Return every line of the listing exactly as written.

+++

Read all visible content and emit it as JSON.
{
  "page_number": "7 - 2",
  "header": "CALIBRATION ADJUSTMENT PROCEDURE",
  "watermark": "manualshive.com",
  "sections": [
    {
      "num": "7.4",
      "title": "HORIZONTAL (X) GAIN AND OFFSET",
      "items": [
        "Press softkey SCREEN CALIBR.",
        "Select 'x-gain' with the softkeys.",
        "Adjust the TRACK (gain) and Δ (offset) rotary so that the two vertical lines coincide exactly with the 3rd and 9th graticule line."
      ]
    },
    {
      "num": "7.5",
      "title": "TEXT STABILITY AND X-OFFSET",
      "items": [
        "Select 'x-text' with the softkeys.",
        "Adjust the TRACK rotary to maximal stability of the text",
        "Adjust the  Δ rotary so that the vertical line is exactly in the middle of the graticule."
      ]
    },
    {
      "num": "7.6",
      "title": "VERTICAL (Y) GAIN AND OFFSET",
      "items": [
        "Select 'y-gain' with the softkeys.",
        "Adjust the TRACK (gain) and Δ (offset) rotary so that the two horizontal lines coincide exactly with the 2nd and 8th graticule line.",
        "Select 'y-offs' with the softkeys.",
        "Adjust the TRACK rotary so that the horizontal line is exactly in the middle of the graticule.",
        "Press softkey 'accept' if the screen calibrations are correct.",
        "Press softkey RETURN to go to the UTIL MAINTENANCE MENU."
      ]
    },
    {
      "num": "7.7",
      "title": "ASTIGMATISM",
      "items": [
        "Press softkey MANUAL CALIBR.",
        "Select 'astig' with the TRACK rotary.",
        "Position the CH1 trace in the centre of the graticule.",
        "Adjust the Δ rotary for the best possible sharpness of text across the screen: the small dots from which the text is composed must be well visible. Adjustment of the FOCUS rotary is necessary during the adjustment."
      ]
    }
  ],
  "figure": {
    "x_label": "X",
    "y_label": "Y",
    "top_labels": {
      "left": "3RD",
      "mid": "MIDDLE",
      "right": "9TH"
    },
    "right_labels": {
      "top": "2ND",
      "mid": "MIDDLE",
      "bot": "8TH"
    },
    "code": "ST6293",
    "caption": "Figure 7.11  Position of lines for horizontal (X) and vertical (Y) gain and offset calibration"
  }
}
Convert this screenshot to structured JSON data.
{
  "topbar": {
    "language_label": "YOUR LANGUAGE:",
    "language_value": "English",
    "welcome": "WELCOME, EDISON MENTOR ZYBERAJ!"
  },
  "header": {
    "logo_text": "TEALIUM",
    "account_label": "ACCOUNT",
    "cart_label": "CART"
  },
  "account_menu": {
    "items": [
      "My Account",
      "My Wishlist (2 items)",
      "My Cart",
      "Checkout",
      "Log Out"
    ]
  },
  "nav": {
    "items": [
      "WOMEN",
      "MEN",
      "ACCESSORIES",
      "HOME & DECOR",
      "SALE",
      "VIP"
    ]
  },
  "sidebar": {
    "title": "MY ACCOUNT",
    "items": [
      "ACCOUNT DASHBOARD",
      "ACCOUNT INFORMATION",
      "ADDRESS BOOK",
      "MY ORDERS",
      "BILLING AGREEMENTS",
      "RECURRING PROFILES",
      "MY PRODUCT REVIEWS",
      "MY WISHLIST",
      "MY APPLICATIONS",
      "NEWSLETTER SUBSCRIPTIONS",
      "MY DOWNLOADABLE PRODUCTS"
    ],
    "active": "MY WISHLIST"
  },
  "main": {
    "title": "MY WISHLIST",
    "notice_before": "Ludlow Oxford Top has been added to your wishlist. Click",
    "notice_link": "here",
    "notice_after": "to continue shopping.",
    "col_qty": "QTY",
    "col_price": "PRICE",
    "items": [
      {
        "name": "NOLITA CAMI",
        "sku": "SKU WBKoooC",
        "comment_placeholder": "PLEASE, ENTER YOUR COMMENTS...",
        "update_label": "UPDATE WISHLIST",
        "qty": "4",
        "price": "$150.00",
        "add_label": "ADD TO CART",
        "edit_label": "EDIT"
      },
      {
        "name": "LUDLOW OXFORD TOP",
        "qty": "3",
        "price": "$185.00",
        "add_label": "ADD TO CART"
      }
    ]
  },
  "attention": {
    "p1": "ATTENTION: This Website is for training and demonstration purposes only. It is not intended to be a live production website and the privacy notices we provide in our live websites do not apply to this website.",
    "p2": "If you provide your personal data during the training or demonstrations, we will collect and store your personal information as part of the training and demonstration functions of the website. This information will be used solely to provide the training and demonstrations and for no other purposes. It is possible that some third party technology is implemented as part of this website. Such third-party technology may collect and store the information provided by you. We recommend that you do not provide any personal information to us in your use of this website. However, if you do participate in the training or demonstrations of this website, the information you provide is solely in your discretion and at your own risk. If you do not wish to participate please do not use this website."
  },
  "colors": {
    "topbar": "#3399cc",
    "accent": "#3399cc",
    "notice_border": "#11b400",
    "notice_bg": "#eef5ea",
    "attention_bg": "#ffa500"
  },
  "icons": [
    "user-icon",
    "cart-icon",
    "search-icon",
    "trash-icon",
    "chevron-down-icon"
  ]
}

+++

## OUTPUT BELOW
Read all visible content and emit it as JSON.
{
  "page_number": "7 - 2",
  "header": "CALIBRATION ADJUSTMENT PROCEDURE",
  "watermark": "manualshive.com",
  "sections": [
    {
      "num": "7.4",
      "title": "HORIZONTAL (X) GAIN AND OFFSET",
      "items": [
        "Press softkey SCREEN CALIBR.",
        "Select 'x-gain' with the softkeys.",
        "Adjust the TRACK (gain) and Δ (offset) rotary so that the two vertical lines coincide exactly with the 3rd and 9th graticule line."
      ]
    },
    {
      "num": "7.5",
      "title": "TEXT STABILITY AND X-OFFSET",
      "items": [
        "Select 'x-text' with the softkeys.",
        "Adjust the TRACK rotary to maximal stability of the text",
        "Adjust the  Δ rotary so that the vertical line is exactly in the middle of the graticule."
      ]
    },
    {
      "num": "7.6",
      "title": "VERTICAL (Y) GAIN AND OFFSET",
      "items": [
        "Select 'y-gain' with the softkeys.",
        "Adjust the TRACK (gain) and Δ (offset) rotary so that the two horizontal lines coincide exactly with the 2nd and 8th graticule line.",
        "Select 'y-offs' with the softkeys.",
        "Adjust the TRACK rotary so that the horizontal line is exactly in the middle of the graticule.",
        "Press softkey 'accept' if the screen calibrations are correct.",
        "Press softkey RETURN to go to the UTIL MAINTENANCE MENU."
      ]
    },
    {
      "num": "7.7",
      "title": "ASTIGMATISM",
      "items": [
        "Press softkey MANUAL CALIBR.",
        "Select 'astig' with the TRACK rotary.",
        "Position the CH1 trace in the centre of the graticule.",
        "Adjust the Δ rotary for the best possible sharpness of text across the screen: the small dots from which the text is composed must be well visible. Adjustment of the FOCUS rotary is necessary during the adjustment."
      ]
    }
  ],
  "figure": {
    "x_label": "X",
    "y_label": "Y",
    "top_labels": {
      "left": "3RD",
      "mid": "MIDDLE",
      "right": "9TH"
    },
    "right_labels": {
      "top": "2ND",
      "mid": "MIDDLE",
      "bot": "8TH"
    },
    "code": "ST6293",
    "caption": "Figure 7.11  Position of lines for horizontal (X) and vertical (Y) gain and offset calibration"
  }
}
Convert this screenshot to structured JSON data.
{
  "topbar": {
    "language_label": "YOUR LANGUAGE:",
    "language_value": "English",
    "welcome": "WELCOME, EDISON MENTOR ZYBERAJ!"
  },
  "header": {
    "logo_text": "TEALIUM",
    "account_label": "ACCOUNT",
    "cart_label": "CART"
  },
  "account_menu": {
    "items": [
      "My Account",
      "My Wishlist (2 items)",
      "My Cart",
      "Checkout",
      "Log Out"
    ]
  },
  "nav": {
    "items": [
      "WOMEN",
      "MEN",
      "ACCESSORIES",
      "HOME & DECOR",
      "SALE",
      "VIP"
    ]
  },
  "sidebar": {
    "title": "MY ACCOUNT",
    "items": [
      "ACCOUNT DASHBOARD",
      "ACCOUNT INFORMATION",
      "ADDRESS BOOK",
      "MY ORDERS",
      "BILLING AGREEMENTS",
      "RECURRING PROFILES",
      "MY PRODUCT REVIEWS",
      "MY WISHLIST",
      "MY APPLICATIONS",
      "NEWSLETTER SUBSCRIPTIONS",
      "MY DOWNLOADABLE PRODUCTS"
    ],
    "active": "MY WISHLIST"
  },
  "main": {
    "title": "MY WISHLIST",
    "notice_before": "Ludlow Oxford Top has been added to your wishlist. Click",
    "notice_link": "here",
    "notice_after": "to continue shopping.",
    "col_qty": "QTY",
    "col_price": "PRICE",
    "items": [
      {
        "name": "NOLITA CAMI",
        "sku": "SKU WBKoooC",
        "comment_placeholder": "PLEASE, ENTER YOUR COMMENTS...",
        "update_label": "UPDATE WISHLIST",
        "qty": "4",
        "price": "$150.00",
        "add_label": "ADD TO CART",
        "edit_label": "EDIT"
      },
      {
        "name": "LUDLOW OXFORD TOP",
        "qty": "3",
        "price": "$185.00",
        "add_label": "ADD TO CART"
      }
    ]
  },
  "attention": {
    "p1": "ATTENTION: This Website is for training and demonstration purposes only. It is not intended to be a live production website and the privacy notices we provide in our live websites do not apply to this website.",
    "p2": "If you provide your personal data during the training or demonstrations, we will collect and store your personal information as part of the training and demonstration functions of the website. This information will be used solely to provide the training and demonstrations and for no other purposes. It is possible that some third party technology is implemented as part of this website. Such third-party technology may collect and store the information provided by you. We recommend that you do not provide any personal information to us in your use of this website. However, if you do participate in the training or demonstrations of this website, the information you provide is solely in your discretion and at your own risk. If you do not wish to participate please do not use this website."
  },
  "colors": {
    "topbar": "#3399cc",
    "accent": "#3399cc",
    "notice_border": "#11b400",
    "notice_bg": "#eef5ea",
    "attention_bg": "#ffa500"
  },
  "icons": [
    "user-icon",
    "cart-icon",
    "search-icon",
    "trash-icon",
    "chevron-down-icon"
  ]
}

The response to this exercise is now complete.